It has not been an easy time for the constables on our streets; by necessity, the police had as little time to adapt to the lockdown measures as the rest of us, and have had the seriously difficult task of enforcing the new rules we now live with, while not overstepping the mark and losing public trust. We should all thank Staffordshire Police in this matter; people have largely followed the measures in our communities, while our county has seen the fewest fines per person across the whole country handed out for breaches of the lockdown.
This is a great example of policing by consent, and I’m glad that an extra 2.5 per cent pay increase for police officers has been announced by the Government. In addition, it was fantastic to have the Home Secretary visit Longton and the local police station a few weeks ago, both to thank some of the local officers in person, and to come to see the work being done to tackle crime in our area.
Another challenge for the police is the changing nature of crime during the lockdown, and this is something of which we should all be aware. There has been significantly less crime overall in the past few months, but an increase in certain types which we must tackle head on. I particularly fear as people are not out and about as much, and children are not at school, it is easier for domestic incidents to go under the radar.
If you know of anyone who needs support, here are some useful numbers to share with them, if you or someone you know is in immediate danger please call 999. Local support for victims of domestic abuse and their families:
- Glow Domestic Abuse Service: 0330 0945 559
- New Era (24-hour confidential helpline for victims): 0300 303 3778
- Savana Sexual Abuse Services: 01782 433205 or 01782 433204
With more of our lives being administered on the phone and online, con-artists and scammers have been more active than ever. We can all help with this, whether it means checking on vulnerable neighbours to make sure they are okay, or assisting elderly relatives with online services. Just because a crime is not visible, this does not make it any less traumatic for the victim.
There have also been several incidents of anti-social behaviour recently, in certain areas. With people locked down for months tensions are understandable high, but there can never be any justification for resorting to violence or intimidation. I know our local police and council ASB officers will be working hard together to combat any incidents where they occur.
It is fantastic to see Staffordshire Police has been recently granted just over £1 million from the Government’s Safer Streets Fund to tackle certain lower-level crimes, and we are to receive an extra 60 officers in Stoke-on-Trent. If there is a persistent ASB issue in your area, please get in touch with the police or with your local MP; we are here to help, and I for one am determined to stamp out this nuisance in the communities I represent.
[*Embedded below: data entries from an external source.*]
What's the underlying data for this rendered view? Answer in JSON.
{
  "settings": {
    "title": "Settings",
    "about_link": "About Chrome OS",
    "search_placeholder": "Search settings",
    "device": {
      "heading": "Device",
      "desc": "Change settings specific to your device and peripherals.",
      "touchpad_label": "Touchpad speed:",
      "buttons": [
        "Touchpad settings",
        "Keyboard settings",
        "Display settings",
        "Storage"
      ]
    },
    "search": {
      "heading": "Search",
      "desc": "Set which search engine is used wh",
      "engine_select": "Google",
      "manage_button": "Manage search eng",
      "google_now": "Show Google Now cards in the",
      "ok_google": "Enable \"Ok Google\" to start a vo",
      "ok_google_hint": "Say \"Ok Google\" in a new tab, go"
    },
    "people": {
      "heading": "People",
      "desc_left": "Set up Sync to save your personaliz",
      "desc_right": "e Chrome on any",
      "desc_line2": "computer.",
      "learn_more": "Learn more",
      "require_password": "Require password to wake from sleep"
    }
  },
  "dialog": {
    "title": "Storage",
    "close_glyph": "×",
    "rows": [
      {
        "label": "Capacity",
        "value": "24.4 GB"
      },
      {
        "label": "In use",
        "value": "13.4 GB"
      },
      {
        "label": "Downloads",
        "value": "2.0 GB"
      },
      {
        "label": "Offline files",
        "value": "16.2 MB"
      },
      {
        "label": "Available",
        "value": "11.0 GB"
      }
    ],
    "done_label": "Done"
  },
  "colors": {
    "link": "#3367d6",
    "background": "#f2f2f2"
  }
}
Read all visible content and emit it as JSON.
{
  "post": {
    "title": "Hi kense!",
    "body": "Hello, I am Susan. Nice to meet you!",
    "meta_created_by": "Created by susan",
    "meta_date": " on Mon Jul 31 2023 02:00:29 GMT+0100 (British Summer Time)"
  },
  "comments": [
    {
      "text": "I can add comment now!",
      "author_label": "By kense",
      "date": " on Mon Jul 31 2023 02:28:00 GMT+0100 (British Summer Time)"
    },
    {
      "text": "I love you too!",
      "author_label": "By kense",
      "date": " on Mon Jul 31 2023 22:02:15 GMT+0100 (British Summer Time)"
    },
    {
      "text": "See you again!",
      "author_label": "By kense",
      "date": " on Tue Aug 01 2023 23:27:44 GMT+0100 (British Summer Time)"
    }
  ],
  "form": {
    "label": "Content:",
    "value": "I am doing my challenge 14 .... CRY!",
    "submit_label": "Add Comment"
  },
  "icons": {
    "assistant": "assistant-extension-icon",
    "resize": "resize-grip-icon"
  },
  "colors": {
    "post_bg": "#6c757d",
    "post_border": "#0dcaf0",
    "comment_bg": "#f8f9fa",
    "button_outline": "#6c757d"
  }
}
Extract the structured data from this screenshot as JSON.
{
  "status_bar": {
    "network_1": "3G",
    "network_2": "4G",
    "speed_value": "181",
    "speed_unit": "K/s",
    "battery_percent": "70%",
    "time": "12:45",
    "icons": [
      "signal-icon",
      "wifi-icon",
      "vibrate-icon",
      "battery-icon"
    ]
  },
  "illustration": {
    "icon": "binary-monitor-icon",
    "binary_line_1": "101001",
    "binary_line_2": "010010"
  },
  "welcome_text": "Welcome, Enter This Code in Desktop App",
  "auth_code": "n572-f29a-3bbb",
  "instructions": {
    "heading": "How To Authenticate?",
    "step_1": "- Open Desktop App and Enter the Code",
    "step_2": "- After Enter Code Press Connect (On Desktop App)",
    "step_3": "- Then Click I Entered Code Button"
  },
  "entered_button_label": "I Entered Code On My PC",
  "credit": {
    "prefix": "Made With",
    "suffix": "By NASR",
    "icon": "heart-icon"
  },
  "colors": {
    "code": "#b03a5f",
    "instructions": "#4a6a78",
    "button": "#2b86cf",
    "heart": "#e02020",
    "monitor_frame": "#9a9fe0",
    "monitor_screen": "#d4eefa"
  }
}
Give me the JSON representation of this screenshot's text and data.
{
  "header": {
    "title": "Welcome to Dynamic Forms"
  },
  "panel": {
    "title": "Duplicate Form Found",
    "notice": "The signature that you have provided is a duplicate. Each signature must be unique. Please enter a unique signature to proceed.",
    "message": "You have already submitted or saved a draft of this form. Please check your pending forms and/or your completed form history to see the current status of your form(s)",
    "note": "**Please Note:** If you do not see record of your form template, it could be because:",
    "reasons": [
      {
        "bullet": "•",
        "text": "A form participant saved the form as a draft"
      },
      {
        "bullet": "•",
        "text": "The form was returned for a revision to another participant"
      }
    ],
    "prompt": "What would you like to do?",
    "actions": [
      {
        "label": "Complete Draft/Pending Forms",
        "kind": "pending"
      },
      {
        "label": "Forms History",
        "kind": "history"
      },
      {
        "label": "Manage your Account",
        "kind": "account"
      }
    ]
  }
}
It has not been an easy year for the police, but they deserve our thanks. I look forward to continuing to work together with local officers to make all our communities better and safer places in which to live.
This article appeared originally in The Sentinel, 10th August 2020.